This thread is to document the modifications and rebuilding of a Powerglide transmission when used in an Electric vehicle application.
The Powerglide whys and wherefores have already been discussed in great length in several other threads. This one is just for the technical side.
Basically any aluminum cased Powerglide will work. (no cast iron models are used) Reserve the air cooled ones for lighter vehicles as The fluid cooling path was deleted in them so they can not be converted for heavy vehicle use without some bother.
There is no special advantage to a rear pump model, as we will not be "Push starting". The front pump keeps pressure up and the transmission stays in gear clear down until about 50 RPM's. (You can regen down to 50RPM's with only a front pump. Your regen is into the dead zone by then and has shut off.)
Powerglides used in 4, 6, and 283 V-8 models were a lighter duty type and had a 1.82 low and reverse ratio. Most all 327 and up V-8 models were the standard duty 1.72 ratio. I prefer the 1.82 models that the racers don't like.
This one happens to be a 4 year old TCI built "Circleglide".
It has been converted to oval track racing by a full manual valve body, removed governor and direct drive coupler. The side case flanges have been sawed off to allow a flex-plate scattershield to fit. (not necessary in an EV application.)
Low gear is applied by a band that clamps around the forward planetary drum forcing the planets to rotate (low gear).
This one just removed from our victim transmission is a Kevlar lined model.
Kevlar is not really needed or wanted for EV use. Kevlar is for slip-starting cars in gear. Our motor is at zero shaft RPM's when we engage low gear.
We are using the Red Racing type.

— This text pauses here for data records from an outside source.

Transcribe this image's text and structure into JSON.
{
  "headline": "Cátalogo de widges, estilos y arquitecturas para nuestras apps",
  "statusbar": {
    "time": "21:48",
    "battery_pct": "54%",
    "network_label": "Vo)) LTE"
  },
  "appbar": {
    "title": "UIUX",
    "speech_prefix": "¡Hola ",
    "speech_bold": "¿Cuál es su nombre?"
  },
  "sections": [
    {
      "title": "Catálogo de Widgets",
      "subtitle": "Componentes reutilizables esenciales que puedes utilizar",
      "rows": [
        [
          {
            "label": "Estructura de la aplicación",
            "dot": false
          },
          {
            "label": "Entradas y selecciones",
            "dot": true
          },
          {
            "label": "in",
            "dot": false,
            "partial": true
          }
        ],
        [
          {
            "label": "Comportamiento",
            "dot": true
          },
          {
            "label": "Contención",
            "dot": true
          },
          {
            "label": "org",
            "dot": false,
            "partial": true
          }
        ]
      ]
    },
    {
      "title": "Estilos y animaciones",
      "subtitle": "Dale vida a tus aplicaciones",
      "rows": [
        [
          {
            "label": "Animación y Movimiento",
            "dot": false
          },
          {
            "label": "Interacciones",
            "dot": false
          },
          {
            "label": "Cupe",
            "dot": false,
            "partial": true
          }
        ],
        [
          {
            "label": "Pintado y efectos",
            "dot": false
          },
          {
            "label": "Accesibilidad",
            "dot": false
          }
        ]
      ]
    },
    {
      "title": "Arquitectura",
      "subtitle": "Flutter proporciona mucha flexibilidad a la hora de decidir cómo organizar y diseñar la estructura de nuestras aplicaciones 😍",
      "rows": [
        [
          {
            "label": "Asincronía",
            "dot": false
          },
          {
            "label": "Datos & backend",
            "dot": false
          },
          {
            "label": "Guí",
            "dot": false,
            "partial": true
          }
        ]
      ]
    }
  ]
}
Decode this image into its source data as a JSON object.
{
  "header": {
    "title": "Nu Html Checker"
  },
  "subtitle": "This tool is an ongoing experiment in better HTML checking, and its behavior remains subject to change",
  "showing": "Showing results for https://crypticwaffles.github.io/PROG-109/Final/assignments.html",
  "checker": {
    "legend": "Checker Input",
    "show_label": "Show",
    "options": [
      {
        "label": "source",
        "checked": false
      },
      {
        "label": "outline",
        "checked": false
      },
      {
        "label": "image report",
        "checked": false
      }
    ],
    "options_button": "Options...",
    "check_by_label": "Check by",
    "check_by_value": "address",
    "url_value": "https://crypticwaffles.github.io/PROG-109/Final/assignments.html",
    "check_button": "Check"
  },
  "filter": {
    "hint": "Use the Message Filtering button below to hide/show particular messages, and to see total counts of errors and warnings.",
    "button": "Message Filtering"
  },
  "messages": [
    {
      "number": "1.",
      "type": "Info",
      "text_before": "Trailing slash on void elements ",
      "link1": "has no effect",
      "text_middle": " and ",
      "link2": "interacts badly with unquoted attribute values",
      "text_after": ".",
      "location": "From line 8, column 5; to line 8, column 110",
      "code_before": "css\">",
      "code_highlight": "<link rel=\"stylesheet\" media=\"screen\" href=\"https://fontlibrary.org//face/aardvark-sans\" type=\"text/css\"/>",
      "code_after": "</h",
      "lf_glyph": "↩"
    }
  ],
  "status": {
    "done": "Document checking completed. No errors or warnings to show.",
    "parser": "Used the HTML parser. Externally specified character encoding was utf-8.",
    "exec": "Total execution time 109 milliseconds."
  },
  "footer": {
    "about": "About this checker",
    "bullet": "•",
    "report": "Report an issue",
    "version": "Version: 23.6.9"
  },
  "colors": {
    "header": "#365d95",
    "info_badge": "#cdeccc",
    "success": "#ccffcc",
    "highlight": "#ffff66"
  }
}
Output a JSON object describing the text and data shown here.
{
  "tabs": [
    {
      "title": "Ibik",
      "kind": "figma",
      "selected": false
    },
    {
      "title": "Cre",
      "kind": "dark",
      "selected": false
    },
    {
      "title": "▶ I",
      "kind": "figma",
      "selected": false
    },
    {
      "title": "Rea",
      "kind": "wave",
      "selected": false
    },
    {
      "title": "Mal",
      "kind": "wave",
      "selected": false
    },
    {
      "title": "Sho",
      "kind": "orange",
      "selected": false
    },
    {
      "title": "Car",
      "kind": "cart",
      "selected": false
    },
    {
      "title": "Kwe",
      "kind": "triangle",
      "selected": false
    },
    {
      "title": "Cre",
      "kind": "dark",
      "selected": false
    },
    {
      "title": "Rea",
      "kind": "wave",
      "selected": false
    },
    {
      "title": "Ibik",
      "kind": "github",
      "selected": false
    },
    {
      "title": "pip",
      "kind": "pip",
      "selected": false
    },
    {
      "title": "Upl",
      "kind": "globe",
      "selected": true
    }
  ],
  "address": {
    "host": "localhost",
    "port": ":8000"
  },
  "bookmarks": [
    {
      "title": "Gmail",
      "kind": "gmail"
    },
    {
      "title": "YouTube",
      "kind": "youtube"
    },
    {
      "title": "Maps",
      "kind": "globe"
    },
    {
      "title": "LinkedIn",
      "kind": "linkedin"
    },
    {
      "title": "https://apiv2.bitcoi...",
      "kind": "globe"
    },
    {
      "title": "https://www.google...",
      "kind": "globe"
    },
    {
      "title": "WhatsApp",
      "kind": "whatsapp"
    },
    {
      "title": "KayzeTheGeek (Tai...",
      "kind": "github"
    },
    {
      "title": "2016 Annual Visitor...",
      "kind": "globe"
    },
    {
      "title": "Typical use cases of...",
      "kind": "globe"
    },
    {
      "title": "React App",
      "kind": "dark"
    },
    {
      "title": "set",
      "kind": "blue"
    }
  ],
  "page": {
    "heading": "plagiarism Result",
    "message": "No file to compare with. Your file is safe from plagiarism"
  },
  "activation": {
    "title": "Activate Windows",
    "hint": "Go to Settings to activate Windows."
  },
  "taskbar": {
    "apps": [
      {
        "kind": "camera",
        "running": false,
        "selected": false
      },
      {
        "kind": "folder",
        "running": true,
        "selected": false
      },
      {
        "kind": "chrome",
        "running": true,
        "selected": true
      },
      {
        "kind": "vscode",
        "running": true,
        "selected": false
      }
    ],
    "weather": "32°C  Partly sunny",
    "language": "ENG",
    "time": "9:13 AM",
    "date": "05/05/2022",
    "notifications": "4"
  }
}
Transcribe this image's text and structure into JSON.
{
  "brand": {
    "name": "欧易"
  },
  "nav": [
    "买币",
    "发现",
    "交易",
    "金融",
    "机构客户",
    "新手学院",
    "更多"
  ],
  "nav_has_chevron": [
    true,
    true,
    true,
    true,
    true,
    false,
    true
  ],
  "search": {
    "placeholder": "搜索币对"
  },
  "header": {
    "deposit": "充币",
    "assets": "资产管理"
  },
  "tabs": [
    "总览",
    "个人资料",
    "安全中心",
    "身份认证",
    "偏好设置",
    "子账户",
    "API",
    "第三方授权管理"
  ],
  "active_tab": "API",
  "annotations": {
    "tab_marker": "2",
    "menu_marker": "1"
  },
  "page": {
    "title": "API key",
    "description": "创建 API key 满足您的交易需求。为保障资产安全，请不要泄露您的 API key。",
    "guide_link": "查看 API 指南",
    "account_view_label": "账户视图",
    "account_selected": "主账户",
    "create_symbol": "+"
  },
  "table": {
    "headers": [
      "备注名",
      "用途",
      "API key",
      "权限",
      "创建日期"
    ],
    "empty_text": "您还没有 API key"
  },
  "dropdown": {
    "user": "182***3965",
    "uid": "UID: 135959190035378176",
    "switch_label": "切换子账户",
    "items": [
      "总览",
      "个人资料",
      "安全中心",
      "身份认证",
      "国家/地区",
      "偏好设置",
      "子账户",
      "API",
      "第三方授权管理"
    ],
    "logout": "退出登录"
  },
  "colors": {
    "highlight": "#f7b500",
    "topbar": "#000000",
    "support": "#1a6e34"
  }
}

The stock Raybestos will work fine too.
The low band is tightened by hydraulic action against a servo (Piston).
Here is the standard single seal piston and our upgraded two ring model. ($25)
A high gear clutch pack locks up the planetary giving a straight through power path (high gear). It uses clutches. (4 to 10 of them depending on motor power).
We are using 6 clutch plates with the Red Racing lining. It is supposed to be good up to 500 HP.
The planetary comes with an aluminum center hub. An upgrade to a steel hub is a good thing. (and cheap at $40).
All of those holes are for the oil trapped between the clutch plates to drain through and speeds up the shift.
That leaves reverse. It uses clutches to stop the sun gear forcing the planets to rotate backwards. There are 5 clutch plates. We can eliminate 2 and get by on 3 easily due to our light weight car and the ability to back up slowly and gently.
We use stock Raybestos compound for reverse.
The reverse clutches and steel plates rotate when in low and high gear. They are not pressed together, but they have oil drag so more plates mean more drag in low and high. (We only need 1 to be honest).
The reverse clutches are splined directly in the aluminum transmission case. There is always some wear. (Trans brakes wear cases there) There is an upgrade called "case-savers".
They are stainless steel inserts that go into the factory slots and stop any future wear and provide for slick reverse clutch operation.
Well, Enough for one day. Tomorrow we go into the tear-down and inspection.